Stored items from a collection
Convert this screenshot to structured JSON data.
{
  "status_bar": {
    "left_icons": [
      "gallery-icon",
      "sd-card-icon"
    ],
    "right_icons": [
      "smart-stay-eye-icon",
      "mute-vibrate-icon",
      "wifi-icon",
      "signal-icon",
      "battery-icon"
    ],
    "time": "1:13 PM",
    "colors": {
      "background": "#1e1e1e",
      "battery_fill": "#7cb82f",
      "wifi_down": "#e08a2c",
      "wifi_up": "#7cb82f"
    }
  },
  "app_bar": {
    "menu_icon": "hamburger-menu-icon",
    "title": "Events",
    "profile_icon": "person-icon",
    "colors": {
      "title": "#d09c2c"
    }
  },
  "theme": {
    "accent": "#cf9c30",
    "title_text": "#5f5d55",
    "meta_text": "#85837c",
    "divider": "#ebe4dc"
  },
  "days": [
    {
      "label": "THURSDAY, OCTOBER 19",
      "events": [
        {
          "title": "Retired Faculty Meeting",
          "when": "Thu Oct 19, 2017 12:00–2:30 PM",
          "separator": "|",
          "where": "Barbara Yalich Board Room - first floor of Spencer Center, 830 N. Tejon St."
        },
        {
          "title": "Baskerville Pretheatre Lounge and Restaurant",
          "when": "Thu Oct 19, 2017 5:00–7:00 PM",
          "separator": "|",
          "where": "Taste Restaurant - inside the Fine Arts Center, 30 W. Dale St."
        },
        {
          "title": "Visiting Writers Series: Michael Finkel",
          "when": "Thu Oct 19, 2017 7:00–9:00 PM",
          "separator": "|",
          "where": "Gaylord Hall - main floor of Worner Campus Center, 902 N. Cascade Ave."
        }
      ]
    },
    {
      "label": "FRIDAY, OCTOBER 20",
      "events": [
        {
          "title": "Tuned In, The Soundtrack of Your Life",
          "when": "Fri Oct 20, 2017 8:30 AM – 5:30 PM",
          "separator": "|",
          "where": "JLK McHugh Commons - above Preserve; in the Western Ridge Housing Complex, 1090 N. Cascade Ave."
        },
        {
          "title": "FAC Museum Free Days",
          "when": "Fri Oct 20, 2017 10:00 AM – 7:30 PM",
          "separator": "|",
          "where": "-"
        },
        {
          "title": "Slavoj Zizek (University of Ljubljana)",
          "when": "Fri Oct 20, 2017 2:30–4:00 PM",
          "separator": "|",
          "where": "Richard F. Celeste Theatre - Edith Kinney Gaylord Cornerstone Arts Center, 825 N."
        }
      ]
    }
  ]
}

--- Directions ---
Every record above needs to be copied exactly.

--- Task solution ---
Convert this screenshot to structured JSON data.
{
  "status_bar": {
    "left_icons": [
      "gallery-icon",
      "sd-card-icon"
    ],
    "right_icons": [
      "smart-stay-eye-icon",
      "mute-vibrate-icon",
      "wifi-icon",
      "signal-icon",
      "battery-icon"
    ],
    "time": "1:13 PM",
    "colors": {
      "background": "#1e1e1e",
      "battery_fill": "#7cb82f",
      "wifi_down": "#e08a2c",
      "wifi_up": "#7cb82f"
    }
  },
  "app_bar": {
    "menu_icon": "hamburger-menu-icon",
    "title": "Events",
    "profile_icon": "person-icon",
    "colors": {
      "title": "#d09c2c"
    }
  },
  "theme": {
    "accent": "#cf9c30",
    "title_text": "#5f5d55",
    "meta_text": "#85837c",
    "divider": "#ebe4dc"
  },
  "days": [
    {
      "label": "THURSDAY, OCTOBER 19",
      "events": [
        {
          "title": "Retired Faculty Meeting",
          "when": "Thu Oct 19, 2017 12:00–2:30 PM",
          "separator": "|",
          "where": "Barbara Yalich Board Room - first floor of Spencer Center, 830 N. Tejon St."
        },
        {
          "title": "Baskerville Pretheatre Lounge and Restaurant",
          "when": "Thu Oct 19, 2017 5:00–7:00 PM",
          "separator": "|",
          "where": "Taste Restaurant - inside the Fine Arts Center, 30 W. Dale St."
        },
        {
          "title": "Visiting Writers Series: Michael Finkel",
          "when": "Thu Oct 19, 2017 7:00–9:00 PM",
          "separator": "|",
          "where": "Gaylord Hall - main floor of Worner Campus Center, 902 N. Cascade Ave."
        }
      ]
    },
    {
      "label": "FRIDAY, OCTOBER 20",
      "events": [
        {
          "title": "Tuned In, The Soundtrack of Your Life",
          "when": "Fri Oct 20, 2017 8:30 AM – 5:30 PM",
          "separator": "|",
          "where": "JLK McHugh Commons - above Preserve; in the Western Ridge Housing Complex, 1090 N. Cascade Ave."
        },
        {
          "title": "FAC Museum Free Days",
          "when": "Fri Oct 20, 2017 10:00 AM – 7:30 PM",
          "separator": "|",
          "where": "-"
        },
        {
          "title": "Slavoj Zizek (University of Ljubljana)",
          "when": "Fri Oct 20, 2017 2:30–4:00 PM",
          "separator": "|",
          "where": "Richard F. Celeste Theatre - Edith Kinney Gaylord Cornerstone Arts Center, 825 N."
        }
      ]
    }
  ]
}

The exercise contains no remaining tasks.